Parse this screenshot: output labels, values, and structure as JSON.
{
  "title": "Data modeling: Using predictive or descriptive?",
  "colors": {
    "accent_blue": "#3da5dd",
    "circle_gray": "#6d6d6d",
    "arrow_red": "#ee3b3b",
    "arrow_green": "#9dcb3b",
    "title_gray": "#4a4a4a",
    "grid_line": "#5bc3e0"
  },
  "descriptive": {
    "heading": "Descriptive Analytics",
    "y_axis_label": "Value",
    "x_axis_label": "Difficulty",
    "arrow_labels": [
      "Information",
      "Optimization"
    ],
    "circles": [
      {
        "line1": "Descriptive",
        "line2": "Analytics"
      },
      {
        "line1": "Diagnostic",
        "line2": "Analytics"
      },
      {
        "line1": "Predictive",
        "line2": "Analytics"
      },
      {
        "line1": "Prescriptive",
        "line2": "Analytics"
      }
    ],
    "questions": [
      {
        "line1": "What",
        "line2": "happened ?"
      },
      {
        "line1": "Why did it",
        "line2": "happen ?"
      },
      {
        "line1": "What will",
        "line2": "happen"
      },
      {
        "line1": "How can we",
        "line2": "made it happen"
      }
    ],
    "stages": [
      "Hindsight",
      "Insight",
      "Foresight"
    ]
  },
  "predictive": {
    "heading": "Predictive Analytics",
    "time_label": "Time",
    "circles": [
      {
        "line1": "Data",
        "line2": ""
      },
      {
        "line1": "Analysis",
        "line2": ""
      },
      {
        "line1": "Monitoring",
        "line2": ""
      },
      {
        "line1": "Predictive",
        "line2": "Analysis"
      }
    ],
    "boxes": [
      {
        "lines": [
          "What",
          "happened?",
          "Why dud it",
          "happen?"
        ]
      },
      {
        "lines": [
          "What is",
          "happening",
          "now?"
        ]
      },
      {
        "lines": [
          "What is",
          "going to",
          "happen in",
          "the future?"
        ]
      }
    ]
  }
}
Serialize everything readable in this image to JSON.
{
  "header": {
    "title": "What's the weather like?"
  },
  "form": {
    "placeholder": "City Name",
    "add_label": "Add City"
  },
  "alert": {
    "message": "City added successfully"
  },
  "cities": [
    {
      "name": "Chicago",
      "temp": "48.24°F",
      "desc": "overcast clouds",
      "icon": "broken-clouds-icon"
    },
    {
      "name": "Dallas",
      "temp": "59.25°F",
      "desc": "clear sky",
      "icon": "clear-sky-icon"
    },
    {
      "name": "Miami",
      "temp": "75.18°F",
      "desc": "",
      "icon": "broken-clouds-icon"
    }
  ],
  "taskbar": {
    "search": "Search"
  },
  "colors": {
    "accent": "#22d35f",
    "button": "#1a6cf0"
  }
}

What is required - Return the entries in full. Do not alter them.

Final answer -
Parse this screenshot: output labels, values, and structure as JSON.
{
  "title": "Data modeling: Using predictive or descriptive?",
  "colors": {
    "accent_blue": "#3da5dd",
    "circle_gray": "#6d6d6d",
    "arrow_red": "#ee3b3b",
    "arrow_green": "#9dcb3b",
    "title_gray": "#4a4a4a",
    "grid_line": "#5bc3e0"
  },
  "descriptive": {
    "heading": "Descriptive Analytics",
    "y_axis_label": "Value",
    "x_axis_label": "Difficulty",
    "arrow_labels": [
      "Information",
      "Optimization"
    ],
    "circles": [
      {
        "line1": "Descriptive",
        "line2": "Analytics"
      },
      {
        "line1": "Diagnostic",
        "line2": "Analytics"
      },
      {
        "line1": "Predictive",
        "line2": "Analytics"
      },
      {
        "line1": "Prescriptive",
        "line2": "Analytics"
      }
    ],
    "questions": [
      {
        "line1": "What",
        "line2": "happened ?"
      },
      {
        "line1": "Why did it",
        "line2": "happen ?"
      },
      {
        "line1": "What will",
        "line2": "happen"
      },
      {
        "line1": "How can we",
        "line2": "made it happen"
      }
    ],
    "stages": [
      "Hindsight",
      "Insight",
      "Foresight"
    ]
  },
  "predictive": {
    "heading": "Predictive Analytics",
    "time_label": "Time",
    "circles": [
      {
        "line1": "Data",
        "line2": ""
      },
      {
        "line1": "Analysis",
        "line2": ""
      },
      {
        "line1": "Monitoring",
        "line2": ""
      },
      {
        "line1": "Predictive",
        "line2": "Analysis"
      }
    ],
    "boxes": [
      {
        "lines": [
          "What",
          "happened?",
          "Why dud it",
          "happen?"
        ]
      },
      {
        "lines": [
          "What is",
          "happening",
          "now?"
        ]
      },
      {
        "lines": [
          "What is",
          "going to",
          "happen in",
          "the future?"
        ]
      }
    ]
  }
}
Serialize everything readable in this image to JSON.
{
  "header": {
    "title": "What's the weather like?"
  },
  "form": {
    "placeholder": "City Name",
    "add_label": "Add City"
  },
  "alert": {
    "message": "City added successfully"
  },
  "cities": [
    {
      "name": "Chicago",
      "temp": "48.24°F",
      "desc": "overcast clouds",
      "icon": "broken-clouds-icon"
    },
    {
      "name": "Dallas",
      "temp": "59.25°F",
      "desc": "clear sky",
      "icon": "clear-sky-icon"
    },
    {
      "name": "Miami",
      "temp": "75.18°F",
      "desc": "",
      "icon": "broken-clouds-icon"
    }
  ],
  "taskbar": {
    "search": "Search"
  },
  "colors": {
    "accent": "#22d35f",
    "button": "#1a6cf0"
  }
}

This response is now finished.